Jun. 8, 2004

IV. Attitudes Toward the News

Most Americans pay only a moderate amount of attention to what is traditionally referred to as hard news coverage of international affairs, politics and events in Washington, local government, and business and finance. A smaller group of news consumers less than a third of the public (31%) consistently focuses on these types of stories. At […]

Jan. 11, 2004

Cable and Internet Loom Large in Fragmented Political News Universe

Summary of Findings The 2004 presidential campaign is continuing the long-term shift in how the public gets its election news. Television news remains dominant, but there has been further erosion in the audience for broadcast TV news. The Internet, a relatively minor source for campaign news in 2000, is now on par with such traditional […]

Mar. 25, 2003

Public Confidence In War Effort Falters

Introduction and Summary Over the past two days the American public has become much less confident that the war in Iraq is going well, but large majorities continue to support President Bush and the decision to go to war. Polling on March 23-24 finds significantly fewer Americans thinking the war is going very well compared […]

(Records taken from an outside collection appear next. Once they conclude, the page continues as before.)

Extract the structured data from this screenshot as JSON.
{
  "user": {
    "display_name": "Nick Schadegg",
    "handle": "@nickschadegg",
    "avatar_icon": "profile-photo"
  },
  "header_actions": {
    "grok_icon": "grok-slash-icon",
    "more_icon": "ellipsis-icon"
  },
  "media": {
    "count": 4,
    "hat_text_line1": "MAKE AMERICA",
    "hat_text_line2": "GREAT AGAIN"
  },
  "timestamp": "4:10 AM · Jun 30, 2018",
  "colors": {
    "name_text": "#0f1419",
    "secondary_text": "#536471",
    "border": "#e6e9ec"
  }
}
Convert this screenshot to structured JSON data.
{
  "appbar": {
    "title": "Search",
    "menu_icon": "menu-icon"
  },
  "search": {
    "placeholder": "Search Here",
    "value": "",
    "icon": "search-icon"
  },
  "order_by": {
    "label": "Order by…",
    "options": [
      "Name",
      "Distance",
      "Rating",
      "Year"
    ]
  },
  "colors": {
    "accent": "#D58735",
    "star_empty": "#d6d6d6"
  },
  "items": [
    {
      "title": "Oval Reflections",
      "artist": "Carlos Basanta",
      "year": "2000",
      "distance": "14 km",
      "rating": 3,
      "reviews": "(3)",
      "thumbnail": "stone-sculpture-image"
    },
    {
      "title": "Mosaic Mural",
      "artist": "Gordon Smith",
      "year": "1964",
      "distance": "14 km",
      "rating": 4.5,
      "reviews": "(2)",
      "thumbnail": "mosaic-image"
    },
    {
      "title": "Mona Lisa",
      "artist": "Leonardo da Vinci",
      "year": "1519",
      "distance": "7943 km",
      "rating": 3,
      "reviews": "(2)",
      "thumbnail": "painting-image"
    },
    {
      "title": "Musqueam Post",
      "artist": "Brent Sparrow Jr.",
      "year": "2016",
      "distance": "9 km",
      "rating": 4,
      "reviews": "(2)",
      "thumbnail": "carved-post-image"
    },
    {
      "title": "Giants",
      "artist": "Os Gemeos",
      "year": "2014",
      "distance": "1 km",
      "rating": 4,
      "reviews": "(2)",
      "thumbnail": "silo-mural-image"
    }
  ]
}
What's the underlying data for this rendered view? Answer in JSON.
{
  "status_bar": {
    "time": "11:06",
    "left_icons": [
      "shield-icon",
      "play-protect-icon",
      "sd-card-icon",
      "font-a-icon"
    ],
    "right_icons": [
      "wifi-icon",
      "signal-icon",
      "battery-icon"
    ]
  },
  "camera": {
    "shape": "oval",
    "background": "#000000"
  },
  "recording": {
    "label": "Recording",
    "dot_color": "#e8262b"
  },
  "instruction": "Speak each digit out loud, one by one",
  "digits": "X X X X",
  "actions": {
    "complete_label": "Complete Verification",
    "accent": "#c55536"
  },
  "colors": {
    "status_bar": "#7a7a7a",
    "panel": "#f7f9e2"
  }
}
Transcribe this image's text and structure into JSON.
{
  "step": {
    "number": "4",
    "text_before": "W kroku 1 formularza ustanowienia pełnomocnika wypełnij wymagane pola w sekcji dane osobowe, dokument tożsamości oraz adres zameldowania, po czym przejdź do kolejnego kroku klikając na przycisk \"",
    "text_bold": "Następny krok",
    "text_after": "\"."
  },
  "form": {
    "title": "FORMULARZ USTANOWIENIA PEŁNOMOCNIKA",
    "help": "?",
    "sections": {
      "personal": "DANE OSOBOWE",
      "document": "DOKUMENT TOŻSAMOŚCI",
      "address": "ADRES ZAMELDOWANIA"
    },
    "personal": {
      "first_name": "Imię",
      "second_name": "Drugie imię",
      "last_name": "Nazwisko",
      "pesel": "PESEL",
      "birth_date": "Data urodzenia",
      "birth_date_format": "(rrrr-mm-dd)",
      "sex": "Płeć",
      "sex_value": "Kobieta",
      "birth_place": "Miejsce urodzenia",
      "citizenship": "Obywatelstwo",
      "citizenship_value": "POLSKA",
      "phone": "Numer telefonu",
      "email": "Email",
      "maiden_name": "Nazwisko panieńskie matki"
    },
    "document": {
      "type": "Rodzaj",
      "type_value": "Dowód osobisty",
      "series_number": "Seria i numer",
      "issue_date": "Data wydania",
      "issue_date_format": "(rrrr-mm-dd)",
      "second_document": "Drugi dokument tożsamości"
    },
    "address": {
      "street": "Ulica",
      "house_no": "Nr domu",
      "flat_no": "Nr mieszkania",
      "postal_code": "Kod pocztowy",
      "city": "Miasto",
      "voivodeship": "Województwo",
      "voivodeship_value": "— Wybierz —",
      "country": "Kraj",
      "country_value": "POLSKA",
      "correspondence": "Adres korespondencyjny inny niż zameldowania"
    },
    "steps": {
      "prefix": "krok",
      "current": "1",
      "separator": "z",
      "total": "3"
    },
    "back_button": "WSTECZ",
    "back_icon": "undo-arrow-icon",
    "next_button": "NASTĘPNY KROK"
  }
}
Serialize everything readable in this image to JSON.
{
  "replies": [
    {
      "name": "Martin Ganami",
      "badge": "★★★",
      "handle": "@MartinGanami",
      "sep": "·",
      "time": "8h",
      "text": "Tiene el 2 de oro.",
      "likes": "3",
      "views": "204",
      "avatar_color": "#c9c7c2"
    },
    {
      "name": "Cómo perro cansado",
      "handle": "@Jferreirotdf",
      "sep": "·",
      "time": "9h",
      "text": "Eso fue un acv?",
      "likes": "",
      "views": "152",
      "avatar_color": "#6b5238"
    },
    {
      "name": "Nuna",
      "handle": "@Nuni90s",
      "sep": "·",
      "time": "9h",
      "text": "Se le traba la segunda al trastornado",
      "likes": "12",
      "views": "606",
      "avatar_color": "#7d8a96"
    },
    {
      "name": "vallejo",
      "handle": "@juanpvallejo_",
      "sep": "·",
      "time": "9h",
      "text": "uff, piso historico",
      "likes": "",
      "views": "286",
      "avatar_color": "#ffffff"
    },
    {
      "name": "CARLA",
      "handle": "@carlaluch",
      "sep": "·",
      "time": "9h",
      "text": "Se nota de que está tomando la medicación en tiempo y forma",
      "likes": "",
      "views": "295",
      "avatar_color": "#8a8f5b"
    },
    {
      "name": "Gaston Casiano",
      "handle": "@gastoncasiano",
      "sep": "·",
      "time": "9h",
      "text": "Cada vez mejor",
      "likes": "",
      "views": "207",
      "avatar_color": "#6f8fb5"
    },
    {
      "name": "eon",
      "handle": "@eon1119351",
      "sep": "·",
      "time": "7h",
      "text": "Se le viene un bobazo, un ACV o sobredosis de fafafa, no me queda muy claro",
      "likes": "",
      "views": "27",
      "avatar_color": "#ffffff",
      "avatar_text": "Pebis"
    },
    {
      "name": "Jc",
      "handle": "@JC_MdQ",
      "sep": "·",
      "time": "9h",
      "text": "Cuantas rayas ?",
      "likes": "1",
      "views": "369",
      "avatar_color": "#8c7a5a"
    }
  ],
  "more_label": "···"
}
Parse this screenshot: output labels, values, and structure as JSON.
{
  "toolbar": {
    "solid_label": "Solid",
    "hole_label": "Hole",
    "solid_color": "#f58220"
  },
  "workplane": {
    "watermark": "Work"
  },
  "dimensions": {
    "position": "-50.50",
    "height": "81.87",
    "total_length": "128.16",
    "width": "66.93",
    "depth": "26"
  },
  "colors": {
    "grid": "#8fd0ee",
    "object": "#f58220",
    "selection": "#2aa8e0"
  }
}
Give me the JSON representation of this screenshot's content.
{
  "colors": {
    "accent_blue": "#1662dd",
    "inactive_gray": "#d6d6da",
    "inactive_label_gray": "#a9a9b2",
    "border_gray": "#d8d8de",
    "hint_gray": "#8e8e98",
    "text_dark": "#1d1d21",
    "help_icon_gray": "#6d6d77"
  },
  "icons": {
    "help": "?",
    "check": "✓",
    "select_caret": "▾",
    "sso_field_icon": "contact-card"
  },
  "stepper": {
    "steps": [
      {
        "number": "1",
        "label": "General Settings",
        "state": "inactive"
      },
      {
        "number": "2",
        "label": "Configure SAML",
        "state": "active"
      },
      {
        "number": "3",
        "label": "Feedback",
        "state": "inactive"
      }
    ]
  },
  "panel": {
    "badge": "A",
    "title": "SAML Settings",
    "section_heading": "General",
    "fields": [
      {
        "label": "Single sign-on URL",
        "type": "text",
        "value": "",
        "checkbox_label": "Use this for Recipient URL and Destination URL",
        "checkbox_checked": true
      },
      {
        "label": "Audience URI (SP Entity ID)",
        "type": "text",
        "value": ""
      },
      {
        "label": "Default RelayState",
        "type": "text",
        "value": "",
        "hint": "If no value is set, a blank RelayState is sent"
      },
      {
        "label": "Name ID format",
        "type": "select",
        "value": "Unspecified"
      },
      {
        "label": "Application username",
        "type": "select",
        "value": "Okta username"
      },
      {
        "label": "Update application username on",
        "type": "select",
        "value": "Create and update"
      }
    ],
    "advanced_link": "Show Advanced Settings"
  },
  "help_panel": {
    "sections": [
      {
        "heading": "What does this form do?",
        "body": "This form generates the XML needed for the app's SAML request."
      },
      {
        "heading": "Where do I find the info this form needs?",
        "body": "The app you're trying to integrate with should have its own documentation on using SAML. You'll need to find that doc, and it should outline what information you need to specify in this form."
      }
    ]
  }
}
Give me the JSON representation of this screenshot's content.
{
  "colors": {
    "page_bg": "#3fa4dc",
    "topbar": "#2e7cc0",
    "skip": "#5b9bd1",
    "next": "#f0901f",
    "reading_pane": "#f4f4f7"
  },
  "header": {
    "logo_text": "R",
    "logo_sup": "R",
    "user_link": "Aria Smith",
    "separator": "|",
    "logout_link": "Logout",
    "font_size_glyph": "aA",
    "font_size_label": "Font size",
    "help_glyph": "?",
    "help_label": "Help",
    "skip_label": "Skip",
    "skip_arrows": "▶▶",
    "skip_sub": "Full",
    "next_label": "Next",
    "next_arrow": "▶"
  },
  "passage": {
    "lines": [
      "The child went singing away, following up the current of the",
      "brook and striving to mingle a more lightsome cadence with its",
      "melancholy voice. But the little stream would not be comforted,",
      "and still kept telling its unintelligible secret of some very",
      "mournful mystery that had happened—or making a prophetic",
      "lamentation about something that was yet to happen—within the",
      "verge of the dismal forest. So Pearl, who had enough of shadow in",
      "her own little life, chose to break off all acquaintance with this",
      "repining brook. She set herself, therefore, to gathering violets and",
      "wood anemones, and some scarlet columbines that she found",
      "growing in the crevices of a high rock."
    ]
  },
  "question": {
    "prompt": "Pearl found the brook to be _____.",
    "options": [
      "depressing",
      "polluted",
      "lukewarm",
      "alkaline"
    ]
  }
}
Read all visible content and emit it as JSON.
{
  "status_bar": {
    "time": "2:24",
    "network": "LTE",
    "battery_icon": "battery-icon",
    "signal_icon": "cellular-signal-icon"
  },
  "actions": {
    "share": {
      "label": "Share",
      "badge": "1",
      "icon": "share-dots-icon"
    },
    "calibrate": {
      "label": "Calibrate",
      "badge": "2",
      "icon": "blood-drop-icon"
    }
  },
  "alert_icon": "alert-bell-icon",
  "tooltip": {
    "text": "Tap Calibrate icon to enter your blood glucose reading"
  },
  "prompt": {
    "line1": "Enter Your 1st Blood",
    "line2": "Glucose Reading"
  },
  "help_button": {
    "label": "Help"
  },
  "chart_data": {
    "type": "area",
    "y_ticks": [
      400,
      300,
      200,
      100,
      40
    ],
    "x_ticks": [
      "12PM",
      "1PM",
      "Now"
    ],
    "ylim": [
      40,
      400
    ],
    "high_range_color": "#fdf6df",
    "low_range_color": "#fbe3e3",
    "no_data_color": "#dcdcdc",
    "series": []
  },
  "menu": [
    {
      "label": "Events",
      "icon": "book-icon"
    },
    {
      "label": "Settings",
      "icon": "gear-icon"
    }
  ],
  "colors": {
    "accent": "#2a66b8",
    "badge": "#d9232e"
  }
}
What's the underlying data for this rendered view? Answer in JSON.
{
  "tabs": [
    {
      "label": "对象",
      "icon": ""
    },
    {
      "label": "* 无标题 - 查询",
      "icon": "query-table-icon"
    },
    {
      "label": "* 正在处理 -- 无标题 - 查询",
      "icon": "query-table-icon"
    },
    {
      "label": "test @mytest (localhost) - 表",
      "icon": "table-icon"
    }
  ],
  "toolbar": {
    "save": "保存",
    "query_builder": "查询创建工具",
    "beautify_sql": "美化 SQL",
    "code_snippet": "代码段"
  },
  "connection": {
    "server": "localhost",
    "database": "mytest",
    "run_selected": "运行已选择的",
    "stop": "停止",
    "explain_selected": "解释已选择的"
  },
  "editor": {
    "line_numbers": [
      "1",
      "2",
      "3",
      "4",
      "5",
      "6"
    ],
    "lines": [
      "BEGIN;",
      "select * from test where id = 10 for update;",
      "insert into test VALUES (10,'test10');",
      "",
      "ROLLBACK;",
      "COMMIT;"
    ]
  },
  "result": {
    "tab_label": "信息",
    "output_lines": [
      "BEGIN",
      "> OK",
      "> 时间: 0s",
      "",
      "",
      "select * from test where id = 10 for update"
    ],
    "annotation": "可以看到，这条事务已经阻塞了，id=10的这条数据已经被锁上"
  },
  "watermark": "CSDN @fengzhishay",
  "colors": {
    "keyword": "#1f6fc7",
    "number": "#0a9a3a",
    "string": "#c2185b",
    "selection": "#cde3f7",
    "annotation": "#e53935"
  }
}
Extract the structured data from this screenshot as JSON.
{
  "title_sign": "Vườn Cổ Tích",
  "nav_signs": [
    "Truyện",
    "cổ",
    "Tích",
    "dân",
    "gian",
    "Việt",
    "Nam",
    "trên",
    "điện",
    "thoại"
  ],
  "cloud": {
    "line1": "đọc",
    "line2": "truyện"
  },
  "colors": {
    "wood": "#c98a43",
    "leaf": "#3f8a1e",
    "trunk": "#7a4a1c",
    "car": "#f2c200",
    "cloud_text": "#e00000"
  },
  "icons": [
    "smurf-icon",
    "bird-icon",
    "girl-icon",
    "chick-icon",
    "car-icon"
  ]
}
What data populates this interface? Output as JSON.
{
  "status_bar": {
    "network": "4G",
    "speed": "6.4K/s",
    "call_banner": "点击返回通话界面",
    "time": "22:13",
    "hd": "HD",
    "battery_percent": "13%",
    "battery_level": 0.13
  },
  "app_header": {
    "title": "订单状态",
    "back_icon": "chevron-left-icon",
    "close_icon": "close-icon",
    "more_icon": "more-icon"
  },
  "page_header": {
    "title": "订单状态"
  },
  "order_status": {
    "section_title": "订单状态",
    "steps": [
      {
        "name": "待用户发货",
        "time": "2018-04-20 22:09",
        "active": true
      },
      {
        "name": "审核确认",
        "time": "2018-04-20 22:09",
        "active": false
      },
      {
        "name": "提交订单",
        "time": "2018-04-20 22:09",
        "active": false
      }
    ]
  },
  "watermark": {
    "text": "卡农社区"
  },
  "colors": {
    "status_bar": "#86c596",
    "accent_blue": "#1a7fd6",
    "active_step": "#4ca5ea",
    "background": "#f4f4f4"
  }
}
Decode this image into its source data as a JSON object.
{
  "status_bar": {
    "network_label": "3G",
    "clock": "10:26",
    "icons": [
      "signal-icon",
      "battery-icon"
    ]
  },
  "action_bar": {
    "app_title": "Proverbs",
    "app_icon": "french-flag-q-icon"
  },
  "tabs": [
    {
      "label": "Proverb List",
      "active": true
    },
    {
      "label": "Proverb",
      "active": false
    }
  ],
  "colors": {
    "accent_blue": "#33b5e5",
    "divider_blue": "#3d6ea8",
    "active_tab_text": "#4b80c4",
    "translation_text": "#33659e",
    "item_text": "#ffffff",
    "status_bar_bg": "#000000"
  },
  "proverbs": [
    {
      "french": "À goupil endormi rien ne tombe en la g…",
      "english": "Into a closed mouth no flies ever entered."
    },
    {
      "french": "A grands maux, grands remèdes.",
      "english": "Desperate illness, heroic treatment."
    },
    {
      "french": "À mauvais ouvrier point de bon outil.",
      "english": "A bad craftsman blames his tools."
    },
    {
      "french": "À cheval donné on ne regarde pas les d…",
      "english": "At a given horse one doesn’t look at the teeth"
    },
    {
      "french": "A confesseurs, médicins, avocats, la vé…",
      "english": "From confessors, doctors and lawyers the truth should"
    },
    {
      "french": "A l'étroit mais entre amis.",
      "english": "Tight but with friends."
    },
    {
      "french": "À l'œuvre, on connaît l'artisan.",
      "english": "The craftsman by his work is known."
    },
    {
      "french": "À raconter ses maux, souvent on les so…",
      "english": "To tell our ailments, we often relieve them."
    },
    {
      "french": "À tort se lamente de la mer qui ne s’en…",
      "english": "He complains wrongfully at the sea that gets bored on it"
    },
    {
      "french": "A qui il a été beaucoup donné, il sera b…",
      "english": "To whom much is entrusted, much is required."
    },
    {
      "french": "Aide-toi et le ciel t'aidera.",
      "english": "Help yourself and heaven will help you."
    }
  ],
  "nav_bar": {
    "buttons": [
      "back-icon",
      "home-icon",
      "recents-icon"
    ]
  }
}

Jan. 5, 2003

Political Sites Gain, But Major News Sites Still Dominant

Introduction and Summary More Americans used the Internet to get campaign information in 2002 than during the last midterm election four years ago. While much of this increase has come from the overall growth in the online population, a higher proportion of Internet users sought election news than did so four years ago (22% now, […]

Jun. 9, 2002

Public’s News Habits Little Changed by September 11

Introduction and Summary The public’s news habits have been largely unaffected by the Sept. 11 attacks and subsequent war on terrorism. Reported levels of reading, watching and listening to the news are not markedly different than in the spring of 2000. At best, a slightly larger percentage of the public is expressing general interest in […]

Mar. 7, 2002

Public Opinion Six Months Later

Nationhood, Internationalism Lifted

Jan. 15, 2002

Young People up to Speed on Terrorism News

by Andrew Kohut for America Online

Nov. 28, 2001

The New Media Landscape

Americans are following the news more closely than they were before Sept. 11, and cable networks such as CNN, MSNBC and Fox News Channel are their first choice for news about terrorist attacks and the war on terrorism. But cable is not the only source Americans are relying upon. Fully 44% say they at least […]

Sep. 19, 2001

Other Important Findings and Analyses

Most See Need to Sacrifice Liberties Even more than was the case after the 1995 terrorist bombing in Oklahoma City, Americans think it will be necessary to give up some civil liberties in order to combat terrorism. A majority (55%) say the average person will have to give up some freedoms in order to prevent […]

Dec. 3, 2000

Other Important Findings and Analyses

Digital Divides While 18% of all Americans say they went online for news about campaign 2000, that figure rises to 28% among those who voted on Nov. 7. Similar questions asked of voters on the Pew Research Center Post-Election Poll and the Voter News Service exit polls found a comparable 30% saying they got news […]